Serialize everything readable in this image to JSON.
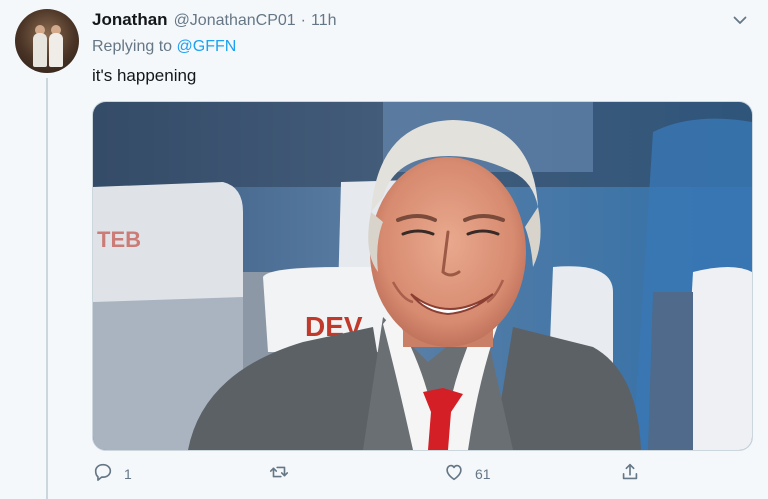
{
  "tweet": {
    "author_name": "Jonathan",
    "author_handle": "@JonathanCP01",
    "separator": "·",
    "time": "11h",
    "replying_prefix": "Replying to",
    "replying_to": "@GFFN",
    "text": "it's happening",
    "media_seat_text": "DEV"
  },
  "actions": {
    "reply_count": "1",
    "retweet_count": "",
    "like_count": "61"
  },
  "icons": {
    "more": "chevron-down-icon",
    "reply": "comment-icon",
    "retweet": "retweet-icon",
    "like": "heart-icon",
    "share": "share-icon"
  },
  "colors": {
    "background": "#f5f8fa",
    "text": "#14171a",
    "muted": "#657786",
    "link": "#1da1f2"
  }
}
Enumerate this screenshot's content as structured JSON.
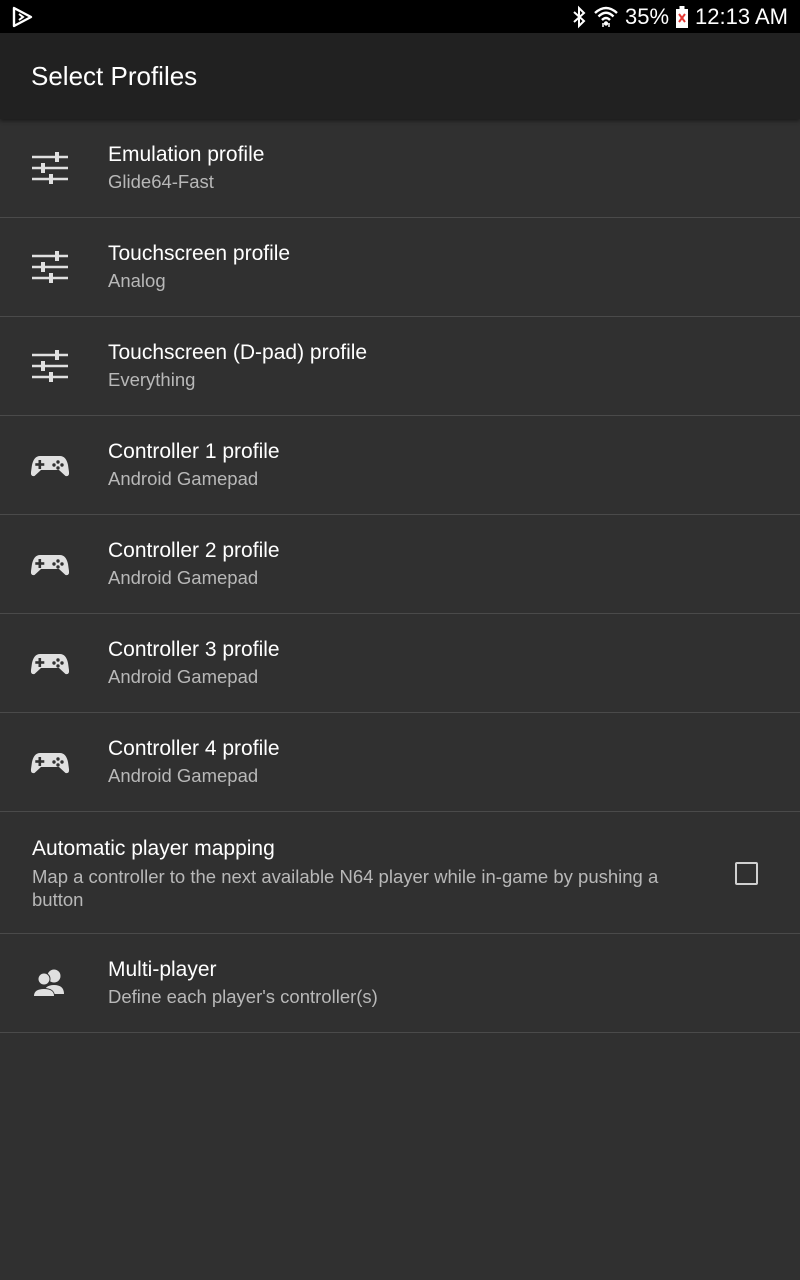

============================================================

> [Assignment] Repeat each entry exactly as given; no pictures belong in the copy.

> [Solution to this exercise]
Serialize everything readable in this image to JSON.
{
  "tweet": {
    "author_name": "Jonathan",
    "author_handle": "@JonathanCP01",
    "separator": "·",
    "time": "11h",
    "replying_prefix": "Replying to",
    "replying_to": "@GFFN",
    "text": "it's happening",
    "media_seat_text": "DEV"
  },
  "actions": {
    "reply_count": "1",
    "retweet_count": "",
    "like_count": "61"
  },
  "icons": {
    "more": "chevron-down-icon",
    "reply": "comment-icon",
    "retweet": "retweet-icon",
    "like": "heart-icon",
    "share": "share-icon"
  },
  "colors": {
    "background": "#f5f8fa",
    "text": "#14171a",
    "muted": "#657786",
    "link": "#1da1f2"
  }
}
Enumerate this screenshot's content as structured JSON.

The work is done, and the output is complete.